An exact copy of every record, with no pictures, please.
Recorded data Block Start
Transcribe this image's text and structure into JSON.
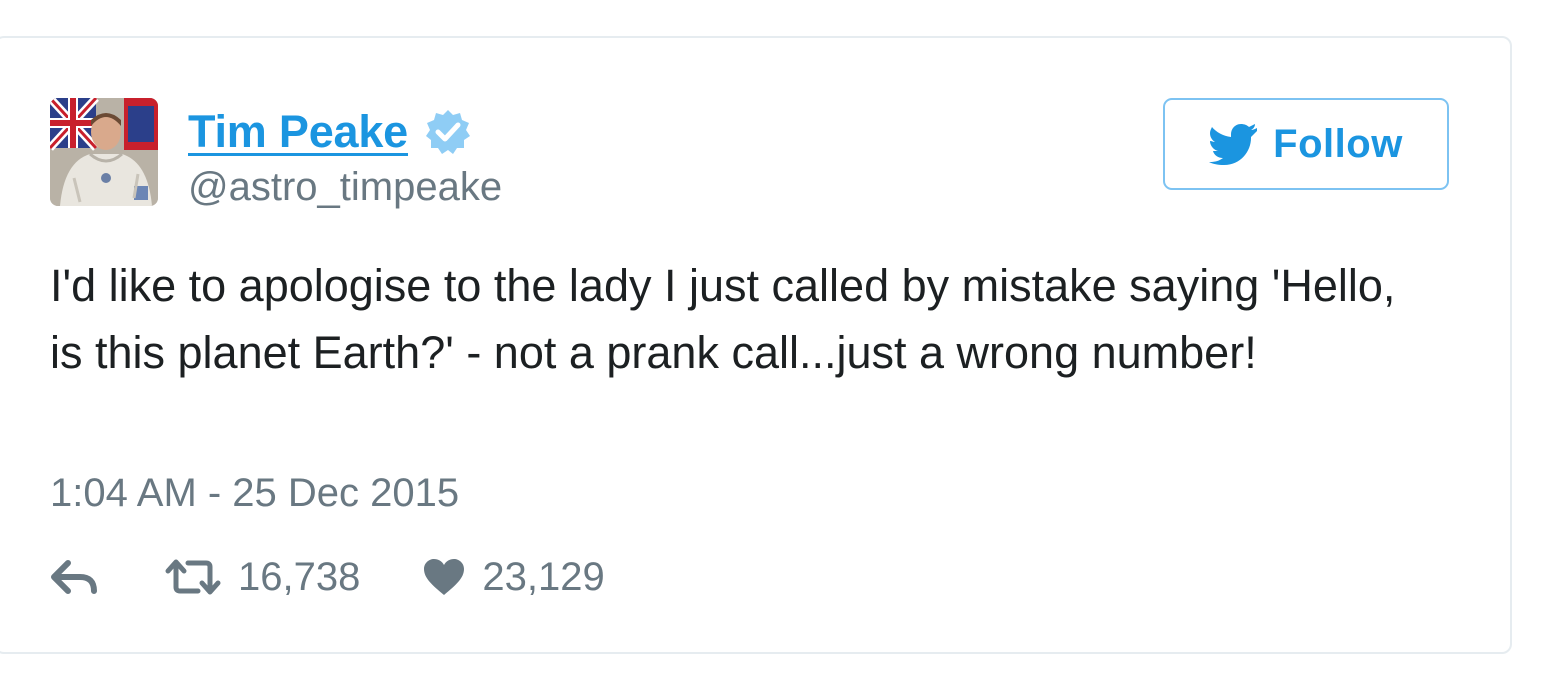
{
  "author": {
    "name": "Tim Peake",
    "handle": "@astro_timpeake",
    "verified": true,
    "avatar_icon": "astronaut-avatar"
  },
  "follow_button": {
    "label": "Follow",
    "icon": "twitter-bird-icon"
  },
  "tweet": {
    "text": "I'd like to apologise to the lady I just called by mistake saying 'Hello, is this planet Earth?' - not a prank call...just a wrong number!",
    "timestamp": "1:04 AM - 25 Dec 2015"
  },
  "actions": {
    "reply_icon": "reply-icon",
    "retweet_icon": "retweet-icon",
    "retweets": "16,738",
    "like_icon": "heart-icon",
    "likes": "23,129"
  },
  "colors": {
    "link_blue": "#1b95e0",
    "verified_blue": "#8fcdf5",
    "muted_text": "#697882",
    "body_text": "#1c2022",
    "card_border": "#e6ecf0"
  }
}
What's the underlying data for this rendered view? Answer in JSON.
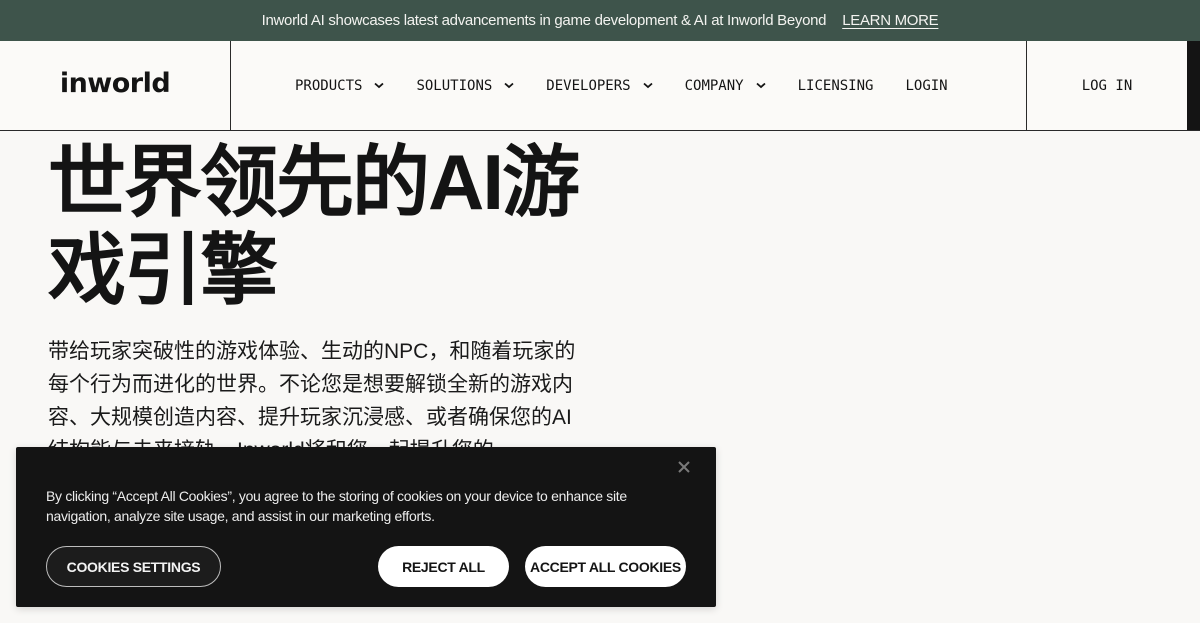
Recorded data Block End
__Response to the task__.
Transcribe this image's text and structure into JSON.
{
  "author": {
    "name": "Tim Peake",
    "handle": "@astro_timpeake",
    "verified": true,
    "avatar_icon": "astronaut-avatar"
  },
  "follow_button": {
    "label": "Follow",
    "icon": "twitter-bird-icon"
  },
  "tweet": {
    "text": "I'd like to apologise to the lady I just called by mistake saying 'Hello, is this planet Earth?' - not a prank call...just a wrong number!",
    "timestamp": "1:04 AM - 25 Dec 2015"
  },
  "actions": {
    "reply_icon": "reply-icon",
    "retweet_icon": "retweet-icon",
    "retweets": "16,738",
    "like_icon": "heart-icon",
    "likes": "23,129"
  },
  "colors": {
    "link_blue": "#1b95e0",
    "verified_blue": "#8fcdf5",
    "muted_text": "#697882",
    "body_text": "#1c2022",
    "card_border": "#e6ecf0"
  }
}
What's the underlying data for this rendered view? Answer in JSON.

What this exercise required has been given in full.